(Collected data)
=-=-=-=-=
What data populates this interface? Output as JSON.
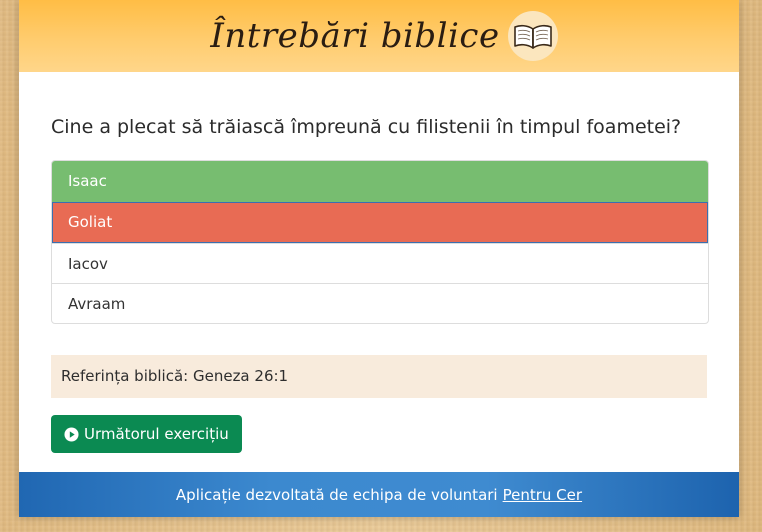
{
  "header": {
    "title": "Întrebări biblice",
    "icon": "open-book-icon"
  },
  "question": {
    "text": "Cine a plecat să trăiască împreună cu filistenii în timpul foametei?"
  },
  "answers": [
    {
      "label": "Isaac",
      "state": "correct"
    },
    {
      "label": "Goliat",
      "state": "wrong"
    },
    {
      "label": "Iacov",
      "state": "neutral"
    },
    {
      "label": "Avraam",
      "state": "neutral"
    }
  ],
  "reference": {
    "text": "Referința biblică: Geneza 26:1"
  },
  "next_button": {
    "label": "Următorul exercițiu",
    "icon": "play-circle-icon"
  },
  "footer": {
    "text": "Aplicație dezvoltată de echipa de voluntari",
    "link_text": "Pentru Cer"
  },
  "colors": {
    "correct": "#77bd70",
    "wrong": "#e86b54",
    "button": "#0b8a52",
    "footer": "#3c89cf",
    "header": "#ffc658"
  }
}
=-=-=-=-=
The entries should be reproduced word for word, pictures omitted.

• _Expected output_
What data populates this interface? Output as JSON.
{
  "header": {
    "title": "Întrebări biblice",
    "icon": "open-book-icon"
  },
  "question": {
    "text": "Cine a plecat să trăiască împreună cu filistenii în timpul foametei?"
  },
  "answers": [
    {
      "label": "Isaac",
      "state": "correct"
    },
    {
      "label": "Goliat",
      "state": "wrong"
    },
    {
      "label": "Iacov",
      "state": "neutral"
    },
    {
      "label": "Avraam",
      "state": "neutral"
    }
  ],
  "reference": {
    "text": "Referința biblică: Geneza 26:1"
  },
  "next_button": {
    "label": "Următorul exercițiu",
    "icon": "play-circle-icon"
  },
  "footer": {
    "text": "Aplicație dezvoltată de echipa de voluntari",
    "link_text": "Pentru Cer"
  },
  "colors": {
    "correct": "#77bd70",
    "wrong": "#e86b54",
    "button": "#0b8a52",
    "footer": "#3c89cf",
    "header": "#ffc658"
  }
}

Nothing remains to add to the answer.